EXERCISE -
Reproduce the entries exactly as they appear below.

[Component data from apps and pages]
Start of Block
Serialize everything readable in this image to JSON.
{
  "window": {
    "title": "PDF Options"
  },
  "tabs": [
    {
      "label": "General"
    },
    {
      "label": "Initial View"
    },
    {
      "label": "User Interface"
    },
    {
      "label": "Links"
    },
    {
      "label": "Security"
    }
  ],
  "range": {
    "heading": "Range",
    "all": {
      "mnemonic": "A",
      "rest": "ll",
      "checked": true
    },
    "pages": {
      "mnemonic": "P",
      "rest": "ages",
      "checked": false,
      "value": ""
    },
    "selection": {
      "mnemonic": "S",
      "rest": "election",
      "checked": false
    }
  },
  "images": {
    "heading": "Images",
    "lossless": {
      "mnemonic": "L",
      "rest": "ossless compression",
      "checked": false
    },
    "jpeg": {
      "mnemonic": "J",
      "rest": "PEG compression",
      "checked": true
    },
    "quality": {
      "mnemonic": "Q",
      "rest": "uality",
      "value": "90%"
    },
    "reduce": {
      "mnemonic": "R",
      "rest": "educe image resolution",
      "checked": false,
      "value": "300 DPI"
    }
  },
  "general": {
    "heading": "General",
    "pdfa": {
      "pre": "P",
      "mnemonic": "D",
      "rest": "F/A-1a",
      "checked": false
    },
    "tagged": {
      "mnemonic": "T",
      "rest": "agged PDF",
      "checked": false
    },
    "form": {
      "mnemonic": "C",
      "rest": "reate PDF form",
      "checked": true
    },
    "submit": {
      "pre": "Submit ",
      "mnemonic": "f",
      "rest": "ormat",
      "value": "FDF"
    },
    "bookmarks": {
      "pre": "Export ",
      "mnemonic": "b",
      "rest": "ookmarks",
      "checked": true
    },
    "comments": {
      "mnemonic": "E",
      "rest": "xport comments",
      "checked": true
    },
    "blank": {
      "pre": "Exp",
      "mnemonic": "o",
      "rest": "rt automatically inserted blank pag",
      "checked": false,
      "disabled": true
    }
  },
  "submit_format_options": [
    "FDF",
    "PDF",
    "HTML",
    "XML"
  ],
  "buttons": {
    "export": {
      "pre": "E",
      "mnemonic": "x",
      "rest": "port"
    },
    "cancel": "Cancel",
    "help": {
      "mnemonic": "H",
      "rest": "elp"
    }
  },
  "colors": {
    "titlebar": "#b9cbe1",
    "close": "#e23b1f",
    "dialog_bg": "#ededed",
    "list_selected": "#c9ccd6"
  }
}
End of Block
SOLVED PROBLEM -
Serialize everything readable in this image to JSON.
{
  "window": {
    "title": "PDF Options"
  },
  "tabs": [
    {
      "label": "General"
    },
    {
      "label": "Initial View"
    },
    {
      "label": "User Interface"
    },
    {
      "label": "Links"
    },
    {
      "label": "Security"
    }
  ],
  "range": {
    "heading": "Range",
    "all": {
      "mnemonic": "A",
      "rest": "ll",
      "checked": true
    },
    "pages": {
      "mnemonic": "P",
      "rest": "ages",
      "checked": false,
      "value": ""
    },
    "selection": {
      "mnemonic": "S",
      "rest": "election",
      "checked": false
    }
  },
  "images": {
    "heading": "Images",
    "lossless": {
      "mnemonic": "L",
      "rest": "ossless compression",
      "checked": false
    },
    "jpeg": {
      "mnemonic": "J",
      "rest": "PEG compression",
      "checked": true
    },
    "quality": {
      "mnemonic": "Q",
      "rest": "uality",
      "value": "90%"
    },
    "reduce": {
      "mnemonic": "R",
      "rest": "educe image resolution",
      "checked": false,
      "value": "300 DPI"
    }
  },
  "general": {
    "heading": "General",
    "pdfa": {
      "pre": "P",
      "mnemonic": "D",
      "rest": "F/A-1a",
      "checked": false
    },
    "tagged": {
      "mnemonic": "T",
      "rest": "agged PDF",
      "checked": false
    },
    "form": {
      "mnemonic": "C",
      "rest": "reate PDF form",
      "checked": true
    },
    "submit": {
      "pre": "Submit ",
      "mnemonic": "f",
      "rest": "ormat",
      "value": "FDF"
    },
    "bookmarks": {
      "pre": "Export ",
      "mnemonic": "b",
      "rest": "ookmarks",
      "checked": true
    },
    "comments": {
      "mnemonic": "E",
      "rest": "xport comments",
      "checked": true
    },
    "blank": {
      "pre": "Exp",
      "mnemonic": "o",
      "rest": "rt automatically inserted blank pag",
      "checked": false,
      "disabled": true
    }
  },
  "submit_format_options": [
    "FDF",
    "PDF",
    "HTML",
    "XML"
  ],
  "buttons": {
    "export": {
      "pre": "E",
      "mnemonic": "x",
      "rest": "port"
    },
    "cancel": "Cancel",
    "help": {
      "mnemonic": "H",
      "rest": "elp"
    }
  },
  "colors": {
    "titlebar": "#b9cbe1",
    "close": "#e23b1f",
    "dialog_bg": "#ededed",
    "list_selected": "#c9ccd6"
  }
}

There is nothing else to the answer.